by Richard Werner, Business Consultant
Once again, headlines about a spectacular attack have caught the world’s attention: A hacker had targeted the water supply system in a small town in Florida. The incident was fortunately discovered in time, but the question arises as to how such a thing is possible. The answer is as banal as it is frighteningly ordinary. The company responsible sloppily implemented the necessary IT security measures, such as the use of passwords and the operating system. Now the waterworks is being virtually pilloried for, among other things, using the discontinued Windows 7.
Well, the accusations about the security deficiencies at the waterworks are justified, but nevertheless, from a security point of view, there is no such thing as a perfectly secured company! This is simply the nature of things, because security is not a state that can be achieved, but a process that must always be driven forward. That is why there will always be areas in IT that are at least temporarily obsolete. The larger or more branched out a company is, the higher the probability of such a vulnerability and, by the way, the higher the risk that some things will simply be overlooked. Therefore, it is actually rather normal today for the IT of companies and public authorities to contain vulnerabilities that cybercriminals can exploit for their machinations.

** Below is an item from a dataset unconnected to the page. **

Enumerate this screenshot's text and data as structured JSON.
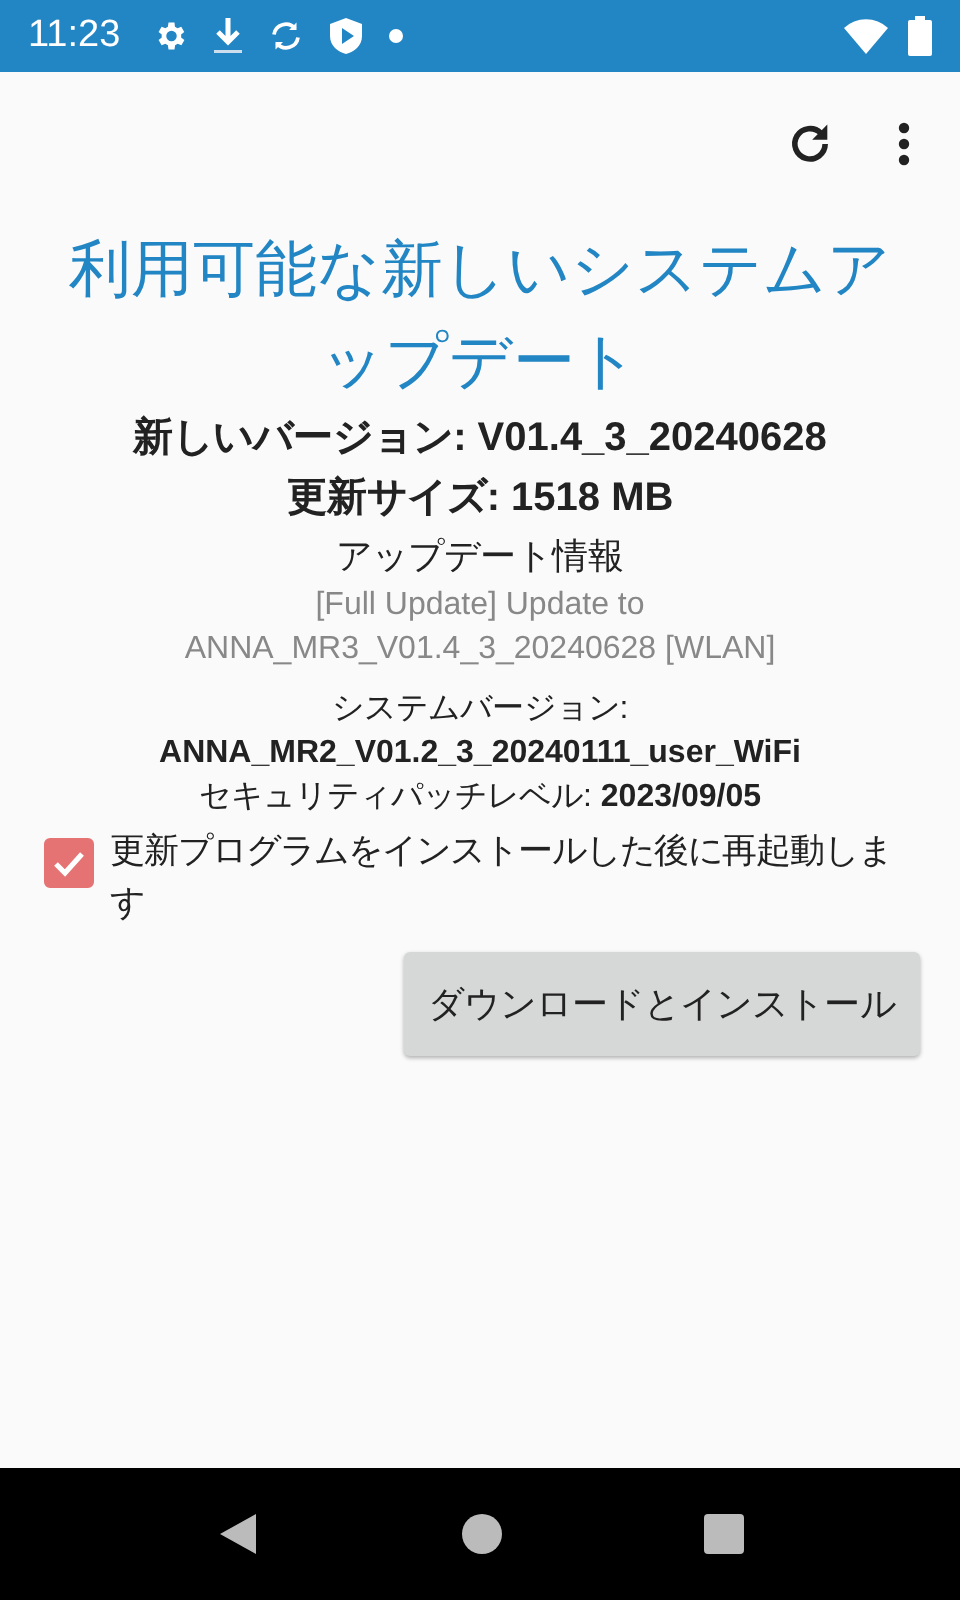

Root cause analysis
Of course, security protocols were breached in the current case, and that should not have happened. What are the causes of systems not being updated, risks being miscalculated or ignored? It’s mainly a lack of time and, of course, bottlenecks in the budget. But that’s not all, because IT security is often divided into small task areas – the much-cited “silos” are created. This creates situations in which several departments feel responsible – or none at all.
As a result, sensible security measures are called into question and processes such as monitoring and management effort are discussed across departments. If an agreement is reached, the next step is the battle over budget issues. Who is responsible and/or benefits? Especially at the interfaces, this creates dangerous gaps. Currently, the most controversially discussed gap arises in the area of DevOps. It’s about the responsibility to develop software safely. But who is responsible for ensuring, monitoring and managing security here – the developer(s) or the company’s IT security department?

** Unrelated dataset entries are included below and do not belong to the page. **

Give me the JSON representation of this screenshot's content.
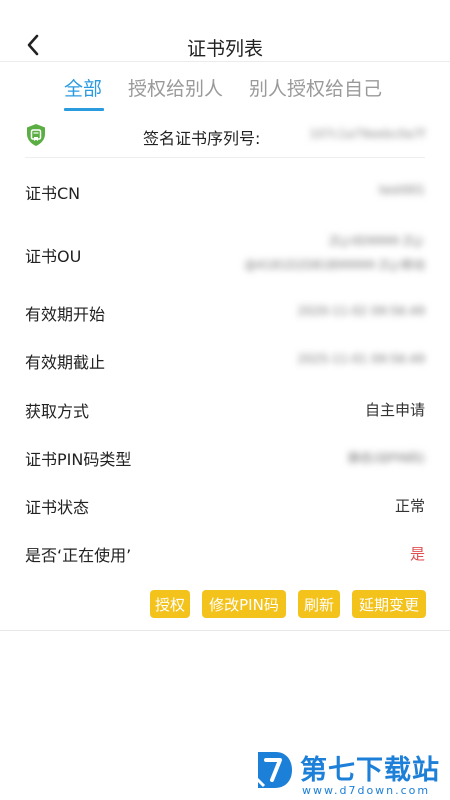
{
  "header": {
    "title": "证书列表"
  },
  "tabs": [
    {
      "label": "全部",
      "active": true
    },
    {
      "label": "授权给别人",
      "active": false
    },
    {
      "label": "别人授权给自己",
      "active": false
    }
  ],
  "serial": {
    "label": "签名证书序列号:",
    "value": "107c1a79eebc0a7f"
  },
  "details": [
    {
      "label": "证书CN",
      "value": "test001"
    },
    {
      "label": "证书OU",
      "value": "ZLJ-0D9999 ZLJ-",
      "value2": "@4181D2D81B99999 ZLJ-移动"
    },
    {
      "label": "有效期开始",
      "value": "2020-11-02 09:56:49"
    },
    {
      "label": "有效期截止",
      "value": "2025-11-01 09:56:49"
    },
    {
      "label": "获取方式",
      "value": "自主申请"
    },
    {
      "label": "证书PIN码类型",
      "value": "静态(动PIN码)"
    },
    {
      "label": "证书状态",
      "value": "正常"
    },
    {
      "label": "是否‘正在使用’",
      "value": "是"
    }
  ],
  "buttons": {
    "authorize": "授权",
    "modify_pin": "修改PIN码",
    "refresh": "刷新",
    "extend": "延期变更"
  },
  "colors": {
    "accent": "#2b9be0",
    "button": "#f3c21b",
    "danger": "#e05151",
    "watermark": "#1c7fd8"
  },
  "watermark": {
    "name": "第七下载站",
    "url": "www.d7down.com"
  }
}
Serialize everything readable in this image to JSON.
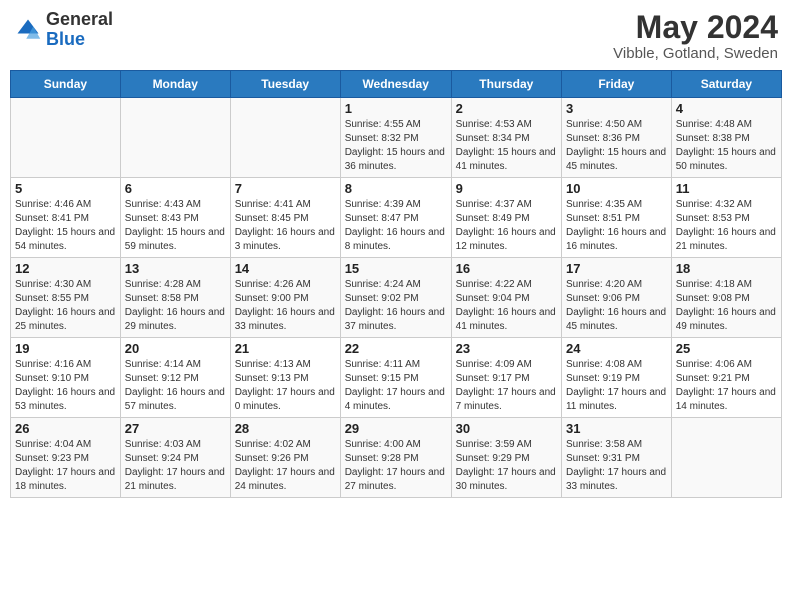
{
  "header": {
    "logo_general": "General",
    "logo_blue": "Blue",
    "month_year": "May 2024",
    "location": "Vibble, Gotland, Sweden"
  },
  "days_of_week": [
    "Sunday",
    "Monday",
    "Tuesday",
    "Wednesday",
    "Thursday",
    "Friday",
    "Saturday"
  ],
  "weeks": [
    [
      {
        "day": "",
        "info": ""
      },
      {
        "day": "",
        "info": ""
      },
      {
        "day": "",
        "info": ""
      },
      {
        "day": "1",
        "info": "Sunrise: 4:55 AM\nSunset: 8:32 PM\nDaylight: 15 hours and 36 minutes."
      },
      {
        "day": "2",
        "info": "Sunrise: 4:53 AM\nSunset: 8:34 PM\nDaylight: 15 hours and 41 minutes."
      },
      {
        "day": "3",
        "info": "Sunrise: 4:50 AM\nSunset: 8:36 PM\nDaylight: 15 hours and 45 minutes."
      },
      {
        "day": "4",
        "info": "Sunrise: 4:48 AM\nSunset: 8:38 PM\nDaylight: 15 hours and 50 minutes."
      }
    ],
    [
      {
        "day": "5",
        "info": "Sunrise: 4:46 AM\nSunset: 8:41 PM\nDaylight: 15 hours and 54 minutes."
      },
      {
        "day": "6",
        "info": "Sunrise: 4:43 AM\nSunset: 8:43 PM\nDaylight: 15 hours and 59 minutes."
      },
      {
        "day": "7",
        "info": "Sunrise: 4:41 AM\nSunset: 8:45 PM\nDaylight: 16 hours and 3 minutes."
      },
      {
        "day": "8",
        "info": "Sunrise: 4:39 AM\nSunset: 8:47 PM\nDaylight: 16 hours and 8 minutes."
      },
      {
        "day": "9",
        "info": "Sunrise: 4:37 AM\nSunset: 8:49 PM\nDaylight: 16 hours and 12 minutes."
      },
      {
        "day": "10",
        "info": "Sunrise: 4:35 AM\nSunset: 8:51 PM\nDaylight: 16 hours and 16 minutes."
      },
      {
        "day": "11",
        "info": "Sunrise: 4:32 AM\nSunset: 8:53 PM\nDaylight: 16 hours and 21 minutes."
      }
    ],
    [
      {
        "day": "12",
        "info": "Sunrise: 4:30 AM\nSunset: 8:55 PM\nDaylight: 16 hours and 25 minutes."
      },
      {
        "day": "13",
        "info": "Sunrise: 4:28 AM\nSunset: 8:58 PM\nDaylight: 16 hours and 29 minutes."
      },
      {
        "day": "14",
        "info": "Sunrise: 4:26 AM\nSunset: 9:00 PM\nDaylight: 16 hours and 33 minutes."
      },
      {
        "day": "15",
        "info": "Sunrise: 4:24 AM\nSunset: 9:02 PM\nDaylight: 16 hours and 37 minutes."
      },
      {
        "day": "16",
        "info": "Sunrise: 4:22 AM\nSunset: 9:04 PM\nDaylight: 16 hours and 41 minutes."
      },
      {
        "day": "17",
        "info": "Sunrise: 4:20 AM\nSunset: 9:06 PM\nDaylight: 16 hours and 45 minutes."
      },
      {
        "day": "18",
        "info": "Sunrise: 4:18 AM\nSunset: 9:08 PM\nDaylight: 16 hours and 49 minutes."
      }
    ],
    [
      {
        "day": "19",
        "info": "Sunrise: 4:16 AM\nSunset: 9:10 PM\nDaylight: 16 hours and 53 minutes."
      },
      {
        "day": "20",
        "info": "Sunrise: 4:14 AM\nSunset: 9:12 PM\nDaylight: 16 hours and 57 minutes."
      },
      {
        "day": "21",
        "info": "Sunrise: 4:13 AM\nSunset: 9:13 PM\nDaylight: 17 hours and 0 minutes."
      },
      {
        "day": "22",
        "info": "Sunrise: 4:11 AM\nSunset: 9:15 PM\nDaylight: 17 hours and 4 minutes."
      },
      {
        "day": "23",
        "info": "Sunrise: 4:09 AM\nSunset: 9:17 PM\nDaylight: 17 hours and 7 minutes."
      },
      {
        "day": "24",
        "info": "Sunrise: 4:08 AM\nSunset: 9:19 PM\nDaylight: 17 hours and 11 minutes."
      },
      {
        "day": "25",
        "info": "Sunrise: 4:06 AM\nSunset: 9:21 PM\nDaylight: 17 hours and 14 minutes."
      }
    ],
    [
      {
        "day": "26",
        "info": "Sunrise: 4:04 AM\nSunset: 9:23 PM\nDaylight: 17 hours and 18 minutes."
      },
      {
        "day": "27",
        "info": "Sunrise: 4:03 AM\nSunset: 9:24 PM\nDaylight: 17 hours and 21 minutes."
      },
      {
        "day": "28",
        "info": "Sunrise: 4:02 AM\nSunset: 9:26 PM\nDaylight: 17 hours and 24 minutes."
      },
      {
        "day": "29",
        "info": "Sunrise: 4:00 AM\nSunset: 9:28 PM\nDaylight: 17 hours and 27 minutes."
      },
      {
        "day": "30",
        "info": "Sunrise: 3:59 AM\nSunset: 9:29 PM\nDaylight: 17 hours and 30 minutes."
      },
      {
        "day": "31",
        "info": "Sunrise: 3:58 AM\nSunset: 9:31 PM\nDaylight: 17 hours and 33 minutes."
      },
      {
        "day": "",
        "info": ""
      }
    ]
  ]
}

What we can learn from the automotive industry
As cars became more powerful and widespread in the middle of the last century, serious traffic accidents occurred time and again. That’s why legal regulations such as mandatory seat belts were eventually introduced. In cars, there are the active protection functions, for example the brake, as well as passive ones, such as an airbag.
In principle, the same situation prevails in IT security. IT has also become a mass phenomenon, and serious “incidents” are becoming more frequent. There are even the first legal regulations (e.g. IT Security Act). There are also active components to prevent damage (e.g. anti-malware, IPS) and passive ones to minimize it (e.g. detection & response). The big difference: In the case of automobiles, the security functions are coordinated and the passive systems are automated. Because in an emergency, you don’t have time to push an “airbag” button.
The value of passive safety systems
For IT security, introducing passive mechanisms (detection and response) means investing in a “worst case” scenario. For the importance of this technology to come to light, something has to happen first. This can be compared to the airbag. When it was invented, it was an optional component in a car. Faced with the choice of whether to have a passive safety feature, many people prefer to assume they won’t have an accident; after all, they are “in control” of their car. Even if it is mentally acknowledged that one could be hit, one rarely assumes the “worst case”. The airbag was therefore initially a commercial flop. Today, airbags are installed as standard in automobiles because manufacturers and insurance companies have a different view of the situation. And in IT security?
The bottom line – let the others do it
Users also want such an airbag from the manufacturers of IT solutions. They should simply make their systems secure, because consumers don’t want to deal with this. I fully agree with this. But who is the manufacturer that puts all the parts together, just like in a car? It’s the company’s own IT department. This is where the decision is made as to which software components are assembled into a virtual car. It is their job to build a security concept and adapt it to the times. Traffic on the information superhighway is increasing rapidly, and everyone wants to drive fast. Therefore, companies must expect to have an “accident” sooner or later.
Invest in passive safety systems to minimize the damage. Learn from the accidents of others. Because you will notice one thing again and again: Anyone who has ever had a serious security incident knows the value of passive security measures and recognizes the importance of automation. To achieve this, all components must be coordinated with each other, active as well as passive protective measures.
In IT, the concept is called XDR. It describes automated components that are tailored to each other. With Trend Micro Vision One, we go one step further and offer a central overview of all areas as well as the flexibility to expand into new areas such as cloud and DevOps at any time. In this way, we not only factor in the technology, but also integrate the driver’s behavior – pardon the company’s development – into our solution. If required, together with our partners we also provide the chauffeur service, or as it is called in IT security language… the managed service.